OR failing him/her, the Chairman of the Meeting as my/our proxy to vote for me/us on my/our behalf at the Fifty-Sixth Annual
General Meeting of the Company to be held at Nexus Ballroom 2 & 3, Connexion@Nexus, Bangsar South City, No. 7,
Jalan Kerinchi, 59200 Kuala Lumpur on Tuesday, 30 June 2015 at 10.30 a.m. and at any adjournment thereof.
Please indicate with an X in the boxes provided how you wish your vote to be cast. If this proxy form is returned without any
indication as to how the proxy shall vote, the proxy shall vote and abstain as he/she thinks fit.
Resolution No.

Resolution

For

Ordinary Resolution 1

To re-elect Mr Michael John Carey

Ordinary Resolution 2

To re-elect Mr Iain John Lo

Ordinary Resolution 3

To re-elect Dato Seri Talaat bin Haji Husain

Ordinary Resolution 4

To re-appoint Messrs PricewaterhouseCoopers as auditors and to authorise


the Directors to fix the auditors remuneration

Ordinary Resolution 5

To approve the Proposed Renewal of the Existing Shareholders Mandate for

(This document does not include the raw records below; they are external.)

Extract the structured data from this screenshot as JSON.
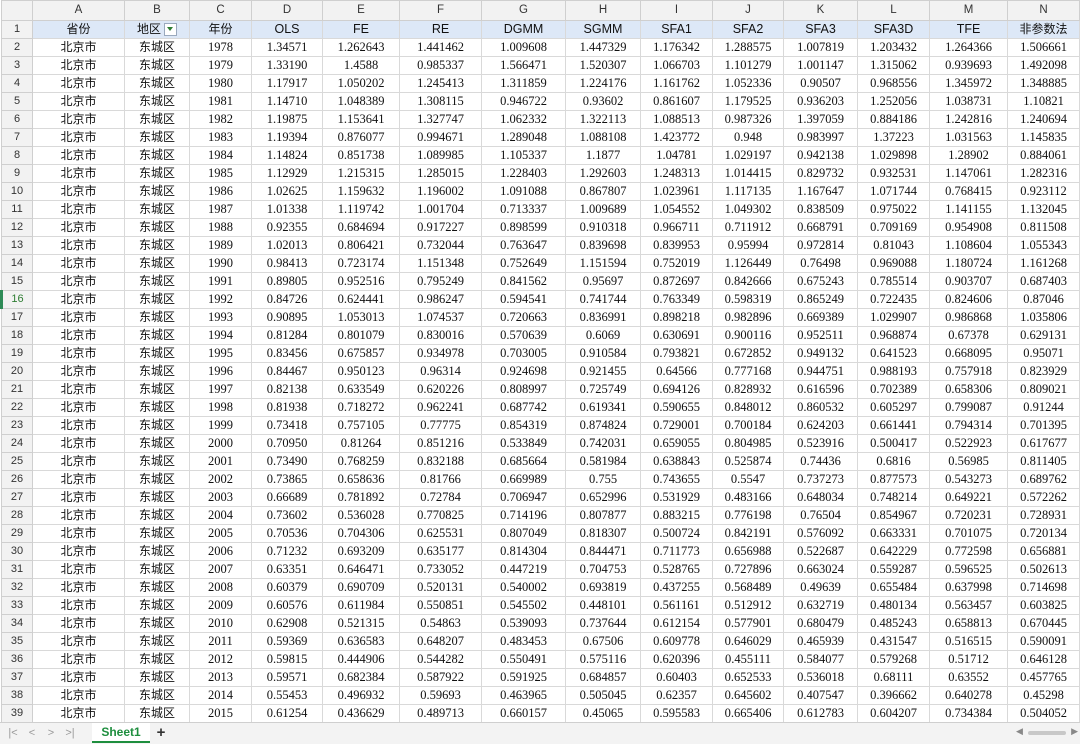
{
  "columns": [
    "A",
    "B",
    "C",
    "D",
    "E",
    "F",
    "G",
    "H",
    "I",
    "J",
    "K",
    "L",
    "M",
    "N"
  ],
  "headers": [
    "省份",
    "地区",
    "年份",
    "OLS",
    "FE",
    "RE",
    "DGMM",
    "SGMM",
    "SFA1",
    "SFA2",
    "SFA3",
    "SFA3D",
    "TFE",
    "非参数法"
  ],
  "active_row": 16,
  "rows": [
    [
      "北京市",
      "东城区",
      "1978",
      "1.34571",
      "1.262643",
      "1.441462",
      "1.009608",
      "1.447329",
      "1.176342",
      "1.288575",
      "1.007819",
      "1.203432",
      "1.264366",
      "1.506661"
    ],
    [
      "北京市",
      "东城区",
      "1979",
      "1.33190",
      "1.4588",
      "0.985337",
      "1.566471",
      "1.520307",
      "1.066703",
      "1.101279",
      "1.001147",
      "1.315062",
      "0.939693",
      "1.492098"
    ],
    [
      "北京市",
      "东城区",
      "1980",
      "1.17917",
      "1.050202",
      "1.245413",
      "1.311859",
      "1.224176",
      "1.161762",
      "1.052336",
      "0.90507",
      "0.968556",
      "1.345972",
      "1.348885"
    ],
    [
      "北京市",
      "东城区",
      "1981",
      "1.14710",
      "1.048389",
      "1.308115",
      "0.946722",
      "0.93602",
      "0.861607",
      "1.179525",
      "0.936203",
      "1.252056",
      "1.038731",
      "1.10821"
    ],
    [
      "北京市",
      "东城区",
      "1982",
      "1.19875",
      "1.153641",
      "1.327747",
      "1.062332",
      "1.322113",
      "1.088513",
      "0.987326",
      "1.397059",
      "0.884186",
      "1.242816",
      "1.240694"
    ],
    [
      "北京市",
      "东城区",
      "1983",
      "1.19394",
      "0.876077",
      "0.994671",
      "1.289048",
      "1.088108",
      "1.423772",
      "0.948",
      "0.983997",
      "1.37223",
      "1.031563",
      "1.145835"
    ],
    [
      "北京市",
      "东城区",
      "1984",
      "1.14824",
      "0.851738",
      "1.089985",
      "1.105337",
      "1.1877",
      "1.04781",
      "1.029197",
      "0.942138",
      "1.029898",
      "1.28902",
      "0.884061"
    ],
    [
      "北京市",
      "东城区",
      "1985",
      "1.12929",
      "1.215315",
      "1.285015",
      "1.228403",
      "1.292603",
      "1.248313",
      "1.014415",
      "0.829732",
      "0.932531",
      "1.147061",
      "1.282316"
    ],
    [
      "北京市",
      "东城区",
      "1986",
      "1.02625",
      "1.159632",
      "1.196002",
      "1.091088",
      "0.867807",
      "1.023961",
      "1.117135",
      "1.167647",
      "1.071744",
      "0.768415",
      "0.923112"
    ],
    [
      "北京市",
      "东城区",
      "1987",
      "1.01338",
      "1.119742",
      "1.001704",
      "0.713337",
      "1.009689",
      "1.054552",
      "1.049302",
      "0.838509",
      "0.975022",
      "1.141155",
      "1.132045"
    ],
    [
      "北京市",
      "东城区",
      "1988",
      "0.92355",
      "0.684694",
      "0.917227",
      "0.898599",
      "0.910318",
      "0.966711",
      "0.711912",
      "0.668791",
      "0.709169",
      "0.954908",
      "0.811508"
    ],
    [
      "北京市",
      "东城区",
      "1989",
      "1.02013",
      "0.806421",
      "0.732044",
      "0.763647",
      "0.839698",
      "0.839953",
      "0.95994",
      "0.972814",
      "0.81043",
      "1.108604",
      "1.055343"
    ],
    [
      "北京市",
      "东城区",
      "1990",
      "0.98413",
      "0.723174",
      "1.151348",
      "0.752649",
      "1.151594",
      "0.752019",
      "1.126449",
      "0.76498",
      "0.969088",
      "1.180724",
      "1.161268"
    ],
    [
      "北京市",
      "东城区",
      "1991",
      "0.89805",
      "0.952516",
      "0.795249",
      "0.841562",
      "0.95697",
      "0.872697",
      "0.842666",
      "0.675243",
      "0.785514",
      "0.903707",
      "0.687403"
    ],
    [
      "北京市",
      "东城区",
      "1992",
      "0.84726",
      "0.624441",
      "0.986247",
      "0.594541",
      "0.741744",
      "0.763349",
      "0.598319",
      "0.865249",
      "0.722435",
      "0.824606",
      "0.87046"
    ],
    [
      "北京市",
      "东城区",
      "1993",
      "0.90895",
      "1.053013",
      "1.074537",
      "0.720663",
      "0.836991",
      "0.898218",
      "0.982896",
      "0.669389",
      "1.029907",
      "0.986868",
      "1.035806"
    ],
    [
      "北京市",
      "东城区",
      "1994",
      "0.81284",
      "0.801079",
      "0.830016",
      "0.570639",
      "0.6069",
      "0.630691",
      "0.900116",
      "0.952511",
      "0.968874",
      "0.67378",
      "0.629131"
    ],
    [
      "北京市",
      "东城区",
      "1995",
      "0.83456",
      "0.675857",
      "0.934978",
      "0.703005",
      "0.910584",
      "0.793821",
      "0.672852",
      "0.949132",
      "0.641523",
      "0.668095",
      "0.95071"
    ],
    [
      "北京市",
      "东城区",
      "1996",
      "0.84467",
      "0.950123",
      "0.96314",
      "0.924698",
      "0.921455",
      "0.64566",
      "0.777168",
      "0.944751",
      "0.988193",
      "0.757918",
      "0.823929"
    ],
    [
      "北京市",
      "东城区",
      "1997",
      "0.82138",
      "0.633549",
      "0.620226",
      "0.808997",
      "0.725749",
      "0.694126",
      "0.828932",
      "0.616596",
      "0.702389",
      "0.658306",
      "0.809021"
    ],
    [
      "北京市",
      "东城区",
      "1998",
      "0.81938",
      "0.718272",
      "0.962241",
      "0.687742",
      "0.619341",
      "0.590655",
      "0.848012",
      "0.860532",
      "0.605297",
      "0.799087",
      "0.91244"
    ],
    [
      "北京市",
      "东城区",
      "1999",
      "0.73418",
      "0.757105",
      "0.77775",
      "0.854319",
      "0.874824",
      "0.729001",
      "0.700184",
      "0.624203",
      "0.661441",
      "0.794314",
      "0.701395"
    ],
    [
      "北京市",
      "东城区",
      "2000",
      "0.70950",
      "0.81264",
      "0.851216",
      "0.533849",
      "0.742031",
      "0.659055",
      "0.804985",
      "0.523916",
      "0.500417",
      "0.522923",
      "0.617677"
    ],
    [
      "北京市",
      "东城区",
      "2001",
      "0.73490",
      "0.768259",
      "0.832188",
      "0.685664",
      "0.581984",
      "0.638843",
      "0.525874",
      "0.74436",
      "0.6816",
      "0.56985",
      "0.811405"
    ],
    [
      "北京市",
      "东城区",
      "2002",
      "0.73865",
      "0.658636",
      "0.81766",
      "0.669989",
      "0.755",
      "0.743655",
      "0.5547",
      "0.737273",
      "0.877573",
      "0.543273",
      "0.689762"
    ],
    [
      "北京市",
      "东城区",
      "2003",
      "0.66689",
      "0.781892",
      "0.72784",
      "0.706947",
      "0.652996",
      "0.531929",
      "0.483166",
      "0.648034",
      "0.748214",
      "0.649221",
      "0.572262"
    ],
    [
      "北京市",
      "东城区",
      "2004",
      "0.73602",
      "0.536028",
      "0.770825",
      "0.714196",
      "0.807877",
      "0.883215",
      "0.776198",
      "0.76504",
      "0.854967",
      "0.720231",
      "0.728931"
    ],
    [
      "北京市",
      "东城区",
      "2005",
      "0.70536",
      "0.704306",
      "0.625531",
      "0.807049",
      "0.818307",
      "0.500724",
      "0.842191",
      "0.576092",
      "0.663331",
      "0.701075",
      "0.720134"
    ],
    [
      "北京市",
      "东城区",
      "2006",
      "0.71232",
      "0.693209",
      "0.635177",
      "0.814304",
      "0.844471",
      "0.711773",
      "0.656988",
      "0.522687",
      "0.642229",
      "0.772598",
      "0.656881"
    ],
    [
      "北京市",
      "东城区",
      "2007",
      "0.63351",
      "0.646471",
      "0.733052",
      "0.447219",
      "0.704753",
      "0.528765",
      "0.727896",
      "0.663024",
      "0.559287",
      "0.596525",
      "0.502613"
    ],
    [
      "北京市",
      "东城区",
      "2008",
      "0.60379",
      "0.690709",
      "0.520131",
      "0.540002",
      "0.693819",
      "0.437255",
      "0.568489",
      "0.49639",
      "0.655484",
      "0.637998",
      "0.714698"
    ],
    [
      "北京市",
      "东城区",
      "2009",
      "0.60576",
      "0.611984",
      "0.550851",
      "0.545502",
      "0.448101",
      "0.561161",
      "0.512912",
      "0.632719",
      "0.480134",
      "0.563457",
      "0.603825"
    ],
    [
      "北京市",
      "东城区",
      "2010",
      "0.62908",
      "0.521315",
      "0.54863",
      "0.539093",
      "0.737644",
      "0.612154",
      "0.577901",
      "0.680479",
      "0.485243",
      "0.658813",
      "0.670445"
    ],
    [
      "北京市",
      "东城区",
      "2011",
      "0.59369",
      "0.636583",
      "0.648207",
      "0.483453",
      "0.67506",
      "0.609778",
      "0.646029",
      "0.465939",
      "0.431547",
      "0.516515",
      "0.590091"
    ],
    [
      "北京市",
      "东城区",
      "2012",
      "0.59815",
      "0.444906",
      "0.544282",
      "0.550491",
      "0.575116",
      "0.620396",
      "0.455111",
      "0.584077",
      "0.579268",
      "0.51712",
      "0.646128"
    ],
    [
      "北京市",
      "东城区",
      "2013",
      "0.59571",
      "0.682384",
      "0.587922",
      "0.591925",
      "0.684857",
      "0.60403",
      "0.652533",
      "0.536018",
      "0.68111",
      "0.63552",
      "0.457765"
    ],
    [
      "北京市",
      "东城区",
      "2014",
      "0.55453",
      "0.496932",
      "0.59693",
      "0.463965",
      "0.505045",
      "0.62357",
      "0.645602",
      "0.407547",
      "0.396662",
      "0.640278",
      "0.45298"
    ],
    [
      "北京市",
      "东城区",
      "2015",
      "0.61254",
      "0.436629",
      "0.489713",
      "0.660157",
      "0.45065",
      "0.595583",
      "0.665406",
      "0.612783",
      "0.604207",
      "0.734384",
      "0.504052"
    ]
  ],
  "sheet_tab": "Sheet1",
  "add_sheet_label": "+",
  "nav": {
    "first": "|<",
    "prev": "<",
    "next": ">",
    "last": ">|"
  },
  "scroll": {
    "left": "◀",
    "right": "▶"
  }
}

Recurrent Related Party Transactions of a Revenue or Trading Nature

Against

Dated this ______________ day of ____________________ 2015 ___________________________________________



(Signature/Common Seal of Shareholder)
Notes Relating to Proxy

5.

A proxy need not be a Member of the Company and the provisions of Section 149(1)
(b) of the Companies Act, 1965 shall not apply to the Company. There shall be no
restriction as to the qualification of the proxy.

The instrument appointing a proxy and the power of attorney or other authority (if
any) under which it is signed or notarised must be deposited at the Companys Share
Registrar Office, Symphony Share Registrars Sdn Bhd, Level 6, Symphony House,
Pusat Dagangan Dana 1, Jalan PJU 1A/46, 47301 Petaling Jaya, Selangor Darul
Ehsan, not less than forty-eight (48) hours before the time for holding the Meeting or
adjourned meeting.

6.

3.

The instrument appointing a proxy shall be in writing and signed by the appointor
or by his attorney who is authorised in writing. In the case of a corporation, the
instrument appointing a proxy or proxies must be made under seal or signed by an
officer or an attorney duly authorised.

Only an original proxy form deposited at Symphony Share Registrars Sdn Bhd, will
entitle the proxy holder to attend and vote at the Meeting. Photocopies of proxy
form will not be accepted for the purposes of the Meeting. Additional original
proxy forms are available to Members upon request in writing to the Company.

7.

4.

The signature to the instrument appointing a proxy or proxies executed outside


Malaysia must be attested by a solicitor, notary public, consul or magistrate.

Where a Member of the Company is an exempt authorised nominee which holds


ordinary shares in the Company for multiple beneficial owners in one securities
account (Omnibus Account), there is no limit to the number of proxies which the
exempt authorised nominee may appoint in respect of each Omnibus Account it holds.

8.

The Date of Record of Depositors for the purpose of determining Members entitlement to
attend, vote and speak at the Meeting is 24 June 2015.

1.

Pursuant to Article 72 of the Companys Articles of Association, a Member of the


Company who is entitled to attend and vote at the Meeting may appoint ONLY ONE
(1) proxy to attend, vote and speak instead of the Member at the Meeting.

2.

Shell Refining Company


(Federation of Malaya) Berhad (3926-U) (Incorporated in Malaysia)

www.shell.com/src

Annual Report 2014

Annual
Report 2014
Shell Refining Company

(Federation of Malaya) Berhad (3926-U) (Incorporated in Malaysia)